Have you ever noticed a direct relationship between the amount of email you get and your level of hatred for the service? I have, and that's why I'm always trying to find different ways to tweak email and streamline it as much as possible through filters, labels/folders, and so on.
I've been trying out a service called InboxVudu that helps pare down your email to only the essential stuff. There are other service that do this such as Gmail Inbox, but I find Google's solution messy and overwhelming.
Right now, InboxVudu only works with Gmail, but the company is looking at Yahoo Mail, Outlook.com, and AOL Mail for the future.
I'm not yet convinced that I'll make InboxVudu a part of my daily routine, but I think some readers will find it useful.
The only drawback for the security-minded is you have to be comfortable with yet another third party's having access to your email; InboxVudu needs to look at your messages to figure out what to prioritize for you.
InboxVudu is most useful with its Chrome extension that allows for real-time updates of important email. You can also rely on the service's daily email summary, but dealing with email once a day is less than ideal for most of us.
First, download the Chrome extension and install it on your PC. You'll be prompted to connect your Gmail or Google Apps account with InboxVudu. After you go through the OAuth process, InboxVudu will have access to your inbox and can start working its magic.
Once that's done, you'll have to wait for about 10-15 minutes for InboxVudu to summarize and process your email for you.
When it's ready you'll start to see the InboxVudu icon in your browser pop-up with an unread email count. Click the icon to reveal a drop-down containing emails the service thinks you should deal with, as well as any follow-ups.
Each email has a snippet from the message, including a sentence or two in boldface. Those bold bits are the parts InboxVudu thinks you should pay attention to. From the drop-down you can automatically mark mail as resolved or remove it from InboxVudu. There's also a reply link at the bottom of each summary that kicks you back to Gmail, where you can deal with the mail directly.
That's about all there is to InboxVudu.
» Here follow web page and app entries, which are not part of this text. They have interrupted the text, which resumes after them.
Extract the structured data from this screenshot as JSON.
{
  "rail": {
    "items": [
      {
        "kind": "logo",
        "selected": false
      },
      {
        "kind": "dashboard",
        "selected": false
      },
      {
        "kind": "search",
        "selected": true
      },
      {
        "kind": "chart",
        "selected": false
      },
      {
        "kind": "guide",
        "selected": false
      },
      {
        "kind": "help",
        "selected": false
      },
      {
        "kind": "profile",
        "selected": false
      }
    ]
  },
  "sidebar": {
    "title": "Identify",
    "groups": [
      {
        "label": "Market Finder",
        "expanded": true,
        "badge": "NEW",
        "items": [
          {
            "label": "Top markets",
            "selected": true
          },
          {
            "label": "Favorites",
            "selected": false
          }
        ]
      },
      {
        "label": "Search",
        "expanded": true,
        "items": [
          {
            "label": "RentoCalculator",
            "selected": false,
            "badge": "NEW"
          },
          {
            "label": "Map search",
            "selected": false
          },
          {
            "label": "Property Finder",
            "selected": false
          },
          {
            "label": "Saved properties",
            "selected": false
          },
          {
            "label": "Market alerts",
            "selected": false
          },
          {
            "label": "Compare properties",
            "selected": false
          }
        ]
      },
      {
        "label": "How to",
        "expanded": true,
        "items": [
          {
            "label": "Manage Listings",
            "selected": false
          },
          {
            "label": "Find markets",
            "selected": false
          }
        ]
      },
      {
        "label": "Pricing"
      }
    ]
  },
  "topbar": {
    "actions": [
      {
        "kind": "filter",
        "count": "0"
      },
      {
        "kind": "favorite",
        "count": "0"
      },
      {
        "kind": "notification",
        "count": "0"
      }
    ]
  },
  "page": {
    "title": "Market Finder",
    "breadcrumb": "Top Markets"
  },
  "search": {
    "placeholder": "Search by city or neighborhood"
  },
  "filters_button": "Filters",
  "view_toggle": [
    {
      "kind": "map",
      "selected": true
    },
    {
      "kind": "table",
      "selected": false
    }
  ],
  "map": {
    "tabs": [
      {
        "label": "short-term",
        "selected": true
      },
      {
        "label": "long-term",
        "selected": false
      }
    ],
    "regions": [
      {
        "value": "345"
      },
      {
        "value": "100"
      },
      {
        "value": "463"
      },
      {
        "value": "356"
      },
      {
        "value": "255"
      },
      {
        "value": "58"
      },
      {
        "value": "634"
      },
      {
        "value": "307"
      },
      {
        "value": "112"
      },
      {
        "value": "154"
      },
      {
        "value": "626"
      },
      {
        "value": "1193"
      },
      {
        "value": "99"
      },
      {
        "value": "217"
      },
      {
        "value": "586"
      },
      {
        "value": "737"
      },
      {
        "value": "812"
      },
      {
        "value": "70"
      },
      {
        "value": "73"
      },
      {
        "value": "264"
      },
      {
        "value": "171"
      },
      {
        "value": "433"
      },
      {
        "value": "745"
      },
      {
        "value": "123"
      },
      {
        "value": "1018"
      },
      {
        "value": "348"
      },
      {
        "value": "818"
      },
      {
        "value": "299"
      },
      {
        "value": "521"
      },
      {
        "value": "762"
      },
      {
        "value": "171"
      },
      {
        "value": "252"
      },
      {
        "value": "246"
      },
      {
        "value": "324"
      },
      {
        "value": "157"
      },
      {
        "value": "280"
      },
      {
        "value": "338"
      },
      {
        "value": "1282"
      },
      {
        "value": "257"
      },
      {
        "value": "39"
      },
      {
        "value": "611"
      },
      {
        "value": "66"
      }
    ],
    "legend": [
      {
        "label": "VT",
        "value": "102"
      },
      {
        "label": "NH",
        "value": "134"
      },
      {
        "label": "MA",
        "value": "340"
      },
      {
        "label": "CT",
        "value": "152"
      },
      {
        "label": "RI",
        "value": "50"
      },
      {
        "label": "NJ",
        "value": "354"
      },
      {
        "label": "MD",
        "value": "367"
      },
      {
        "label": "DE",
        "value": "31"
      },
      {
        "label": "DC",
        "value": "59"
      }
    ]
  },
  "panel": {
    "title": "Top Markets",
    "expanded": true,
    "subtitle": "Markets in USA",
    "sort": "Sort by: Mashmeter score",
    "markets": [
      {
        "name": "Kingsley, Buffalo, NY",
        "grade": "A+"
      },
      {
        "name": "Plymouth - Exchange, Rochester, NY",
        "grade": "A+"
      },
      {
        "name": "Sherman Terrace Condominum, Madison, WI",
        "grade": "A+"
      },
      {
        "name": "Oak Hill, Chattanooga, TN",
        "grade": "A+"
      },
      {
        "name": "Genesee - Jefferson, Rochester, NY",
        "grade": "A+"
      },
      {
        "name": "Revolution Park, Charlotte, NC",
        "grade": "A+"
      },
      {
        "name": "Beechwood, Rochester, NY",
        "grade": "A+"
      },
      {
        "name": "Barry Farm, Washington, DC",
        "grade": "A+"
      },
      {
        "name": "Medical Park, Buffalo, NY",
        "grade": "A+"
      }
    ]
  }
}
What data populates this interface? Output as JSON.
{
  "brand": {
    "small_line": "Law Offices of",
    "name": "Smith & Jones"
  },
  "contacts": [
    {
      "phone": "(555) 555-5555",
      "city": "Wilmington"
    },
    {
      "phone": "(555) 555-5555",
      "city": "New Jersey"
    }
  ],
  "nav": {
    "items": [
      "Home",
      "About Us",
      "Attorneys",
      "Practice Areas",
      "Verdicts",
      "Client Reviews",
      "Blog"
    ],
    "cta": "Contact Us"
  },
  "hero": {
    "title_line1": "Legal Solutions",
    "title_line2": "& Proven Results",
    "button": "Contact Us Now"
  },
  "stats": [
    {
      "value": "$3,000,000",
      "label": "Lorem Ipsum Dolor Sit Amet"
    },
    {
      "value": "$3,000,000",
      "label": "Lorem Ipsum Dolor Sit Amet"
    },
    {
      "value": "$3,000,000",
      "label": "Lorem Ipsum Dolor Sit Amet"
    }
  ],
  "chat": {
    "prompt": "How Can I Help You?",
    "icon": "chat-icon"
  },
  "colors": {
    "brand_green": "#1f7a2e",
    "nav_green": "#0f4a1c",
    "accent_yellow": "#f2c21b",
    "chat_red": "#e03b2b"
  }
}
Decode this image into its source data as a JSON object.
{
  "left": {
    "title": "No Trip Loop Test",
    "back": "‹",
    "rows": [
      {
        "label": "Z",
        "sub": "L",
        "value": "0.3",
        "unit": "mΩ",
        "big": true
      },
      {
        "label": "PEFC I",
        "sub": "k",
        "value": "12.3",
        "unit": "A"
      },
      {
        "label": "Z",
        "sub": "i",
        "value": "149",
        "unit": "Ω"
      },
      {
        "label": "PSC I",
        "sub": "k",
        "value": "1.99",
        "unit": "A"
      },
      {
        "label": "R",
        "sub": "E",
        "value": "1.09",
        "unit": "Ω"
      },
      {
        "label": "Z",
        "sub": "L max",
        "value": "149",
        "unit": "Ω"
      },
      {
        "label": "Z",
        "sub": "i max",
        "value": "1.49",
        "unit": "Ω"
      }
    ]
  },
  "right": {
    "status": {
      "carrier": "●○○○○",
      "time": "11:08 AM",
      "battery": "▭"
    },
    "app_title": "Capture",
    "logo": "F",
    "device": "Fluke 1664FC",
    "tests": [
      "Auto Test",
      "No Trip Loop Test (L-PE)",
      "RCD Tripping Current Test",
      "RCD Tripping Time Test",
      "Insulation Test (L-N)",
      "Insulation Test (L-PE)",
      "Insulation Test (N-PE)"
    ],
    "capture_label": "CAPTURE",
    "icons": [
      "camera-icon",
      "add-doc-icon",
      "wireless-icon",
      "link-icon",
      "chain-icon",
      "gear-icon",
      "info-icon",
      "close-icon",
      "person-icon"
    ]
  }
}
So far it has brought a lot of worthy messages to my attention that I probably wouldn't have dealt with before.
Beyond keeping me up-to-date on messages I'd probably ignore, InboxVudu also highlighted mail from important contacts. I'm not quite sure whether I'm ready to hand over my mail full-time to the service, but InboxVudu is well worth checking out and could save you time on your daily email chores.